There is growing evidence that Israel’s exodus out of Egypt did not take place under Pharaoh Ramesses who ruled Egypt between 1279 -1213 BC as many traditionally believed, but actually took place a couple of hundred years earlier.
It coincided with the time when the Egyptians were finally able to drive the Hyksos out of Egypt around 1550 BC. The Hyksos, a Semitic tribe, had invaded the northern half of the Nile Delta around 1800 BC, driving the Egyptian government south.
And there is convincing evidence that Joseph and his family had settled in Egypt during the Hyksos rule after Joseph rose to power (Genesis 41:41).
Of course, being Semitic, Joseph had a similar language and culture to the Hyksos which partially explains why he so quickly rose to second in command in Egypt after God anointed him.
But that changed when Egyptian Pharaoh Ahmose I was able to drive the Hyksos out of Northern Egypt in 1550. The Bible describes him as the new king who ominously did not know Joseph (Exodus 1:8).
Pharaoh Ahmose immediately recognized that the Hebrews had a linguistic and cultural connection with the Hyksos. Fearing, that they would join with the Hyksos if they ever went to war against Egypt again, Ahmose ordered the Hebrews to be put into slavery (Exodus 1:9-10).

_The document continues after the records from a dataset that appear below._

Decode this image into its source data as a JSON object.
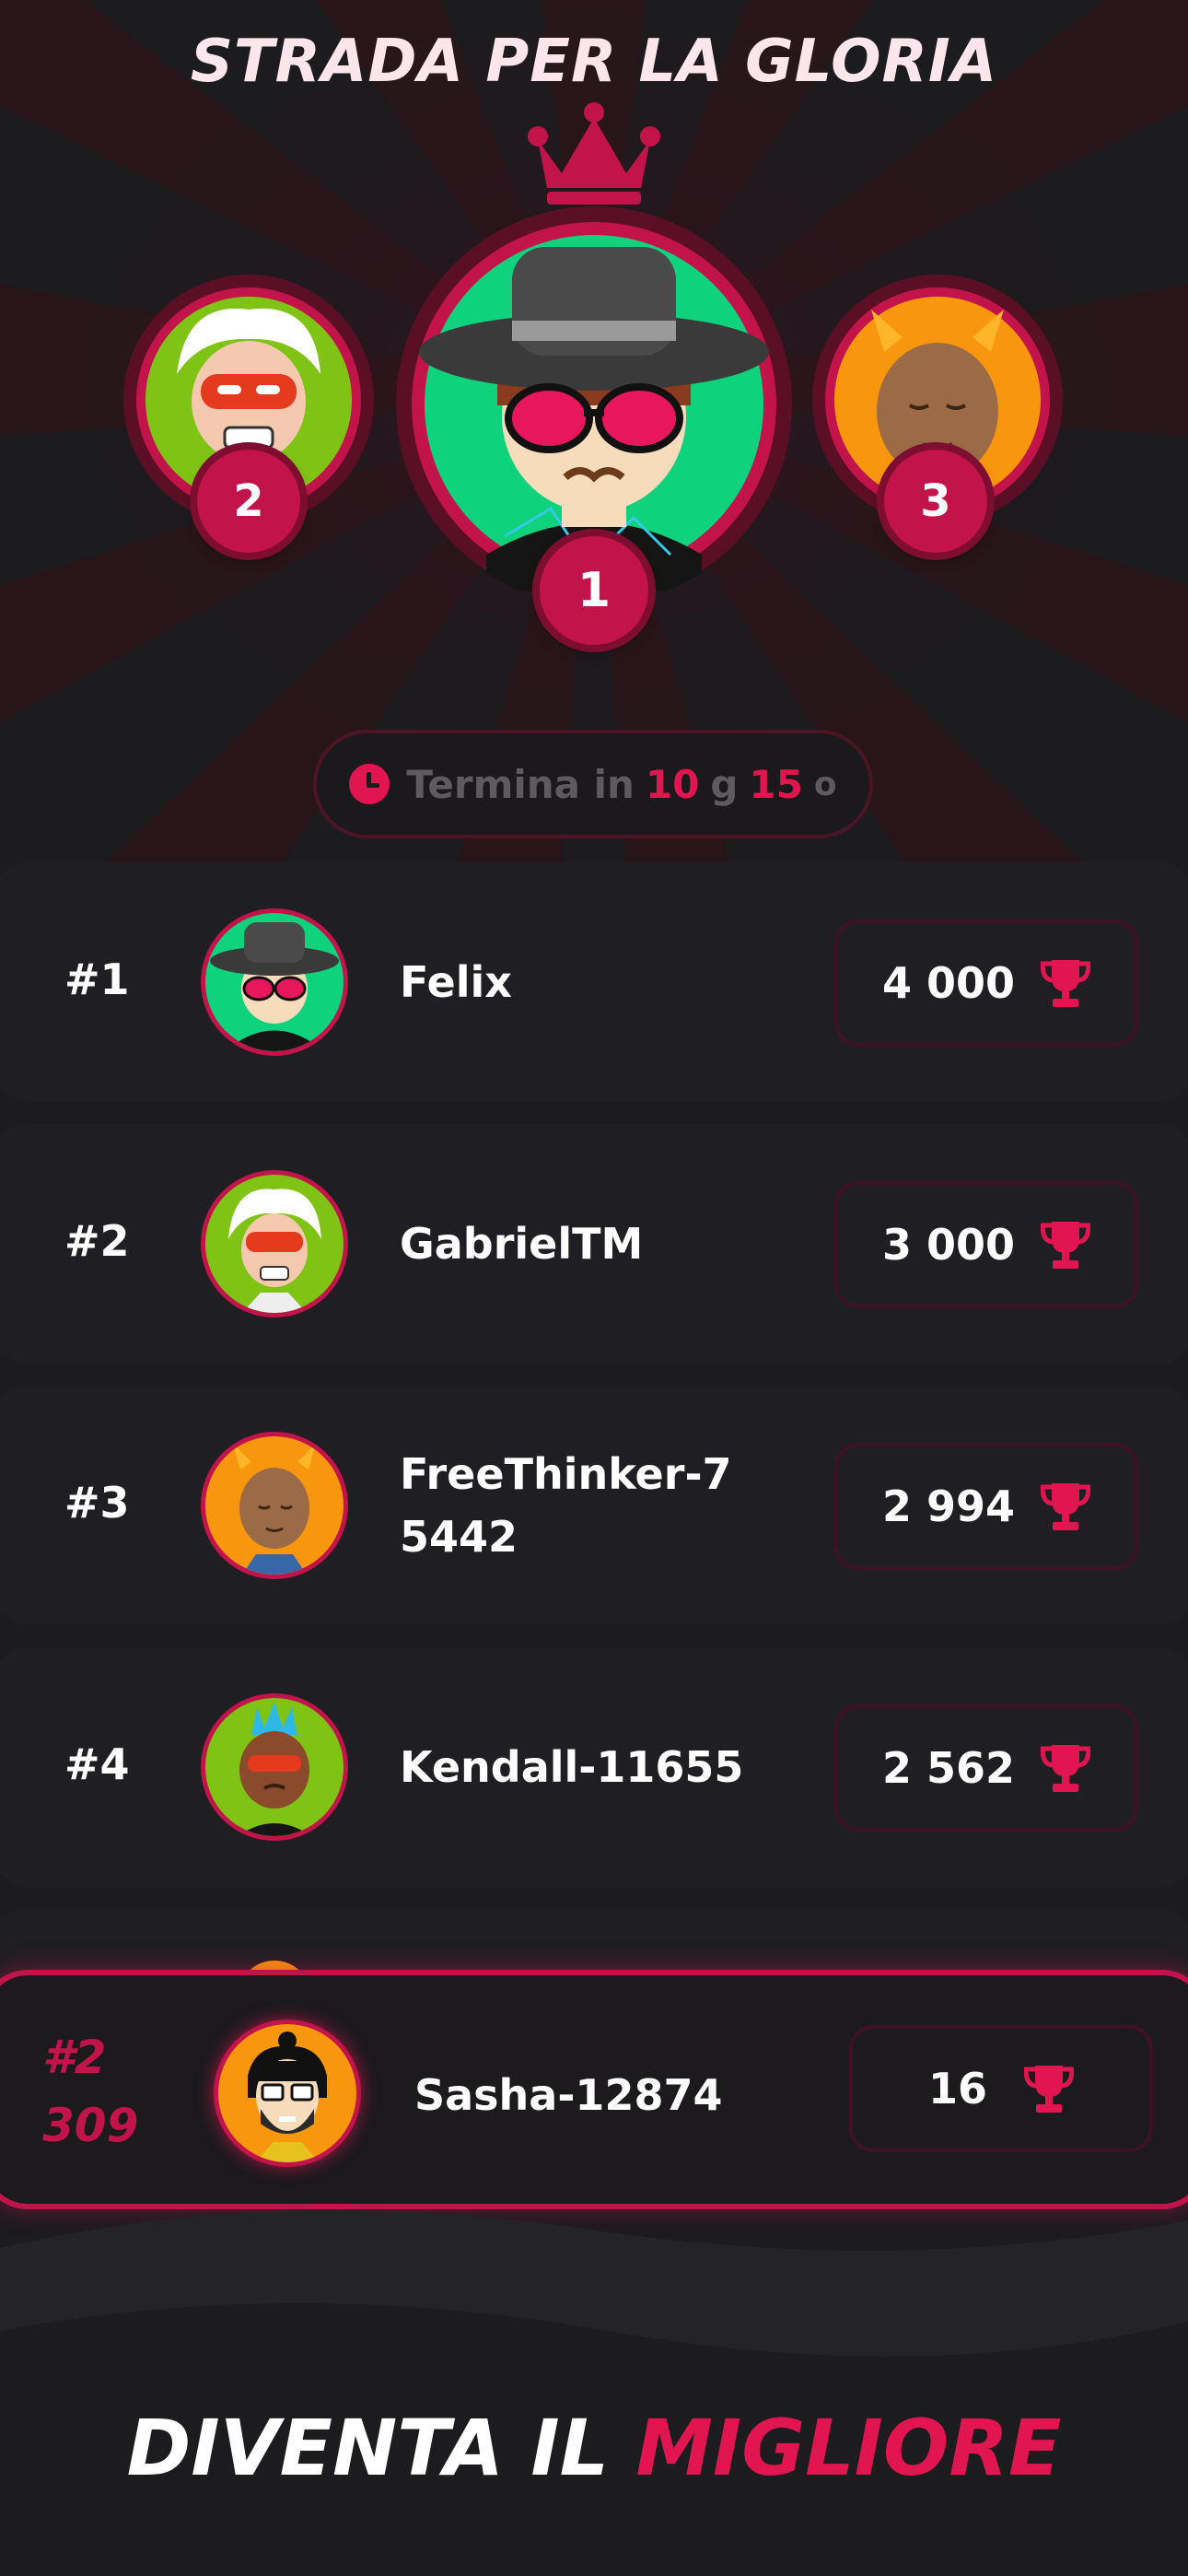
{
  "header": {
    "title": "STRADA PER LA GLORIA"
  },
  "podium": [
    {
      "position": "1",
      "avatar_icon": "fedora-sunglasses-avatar-icon"
    },
    {
      "position": "2",
      "avatar_icon": "white-hair-mask-avatar-icon"
    },
    {
      "position": "3",
      "avatar_icon": "orange-horns-avatar-icon"
    }
  ],
  "timer": {
    "label": "Termina in",
    "days": "10",
    "days_unit": "g",
    "hours": "15",
    "hours_unit": "o"
  },
  "leaderboard": [
    {
      "rank": "#1",
      "name": "Felix",
      "score": "4 000"
    },
    {
      "rank": "#2",
      "name": "GabrielTM",
      "score": "3 000"
    },
    {
      "rank": "#3",
      "name_line1": "FreeThinker-7",
      "name_line2": "5442",
      "score": "2 994"
    },
    {
      "rank": "#4",
      "name": "Kendall-11655",
      "score": "2 562"
    }
  ],
  "current_user": {
    "rank_line1": "#2",
    "rank_line2": "309",
    "name": "Sasha-12874",
    "score": "16"
  },
  "cta": {
    "prefix": "DIVENTA IL ",
    "highlight": "MIGLIORE"
  },
  "colors": {
    "accent": "#e1154f",
    "badge": "#c2134b",
    "background": "#1c1b1e",
    "row": "#1f1e22"
  }
}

Over the years, some have disputed the Exodus story by stating that the Hebrews were never in Egypt at all.
But the Brooklyn Papyrus 35.1446 dated to the 13th Egyptian Dynasty (1809 to 1743 BC) was written during the Hyksos reign.
We need to remember how Joseph first ended up in Egypt. The youngest son of Jacob had so annoyed his older brothers that they had sold him into slavery to a band of passing Ishmaelites. They in turn ended up selling Joseph at a slave market in Egypt, where he was purchased by Potiphar, the Pharaoh’s head of security.
Joseph started off as a Hebrew slave in Egypt, before rising to power.
Located in the Brooklyn Museum in New York City, the Brooklyn Papyrus provides a breakdown of the slaves owned by a noblewoman named Senebtisi. She was the wife of Resseneb, a vizier in Ancient Egypt. Senebtisis provided this document as part of her claim of ownership of these slaves after her husband’s death.
A vizier was essentially the country’s Prime Minister and second in command. He basically oversaw the day-to-day affairs of the country under the Pharaoh.
This was ultimately the role that Joseph held in Egypt:
41 So Pharaoh said to Joseph, “I hereby put you in charge of the whole land of Egypt.” 42 Then Pharaoh took his signet ring from his finger and put it on Joseph’s finger. He dressed him in robes of fine linen and put a gold chain around his neck. 43 He had him ride in a chariot as his second-in-command, and people shouted before him, “Make way!” Thus he put him in charge of the whole land of Egypt. (Genesis 41:41-43 NIV)
This list of Senebtisis’ 95 servants included 40 who were Semitic, but more importantly, several had Hebrew names that we find used in the Bible.
Now, these are obviously not the same people, because they lived years earlier, but nevertheless, these names confirm that Hebrews were in Egypt in the 18th century BC.
The list of these Hebrew Biblical names included:
- Shiphrah, that was also one of the names of the Hebrew midwives who refused to obey when Pharaoh Ahmose ordered the Hebrew baby boys to be killed at birth (Exodus 1:15);
- Aqoba, which is the feminized version of Jacob, (Genesis 25:26)
- Ashera, the feminine version of the name of one of Jacob’s sons, Asher (Genesis 30:13);
- Menahema, the feminine form of Menahem found in 2 Kings 15:14;
- Sekera, a feminized version of Issachar, one of Jacob’s sons (Genesis 30:18);
- Sebtw which is a derivative of the Hebrew word for herb (Deuteronomy 32:2); and
- Hy’b’rw which appears to be an Egyptian rendering of Hebrews.
The Brooklyn Papyrus 35.1446 was purchased by American Egyptologist Charles Wilbour between 1881 and 1896. It is believed that the document originated in Thebes.
The Brooklyn Papyrus had the list of Senebtisi’s slaves on one side, and ironically a list of 80 people who had escaped from Egyptian prisons or slave camps on the other.
This list included the name of the escapee, the institution they had escaped from, and whether they had been recaptured. Apparently, the authorities had only tracked down two of those who had escaped.
But it is ironic because Joseph’s imprisonment, perhaps in one of the jails found on this list, played a pivotal role in his eventual rise to power.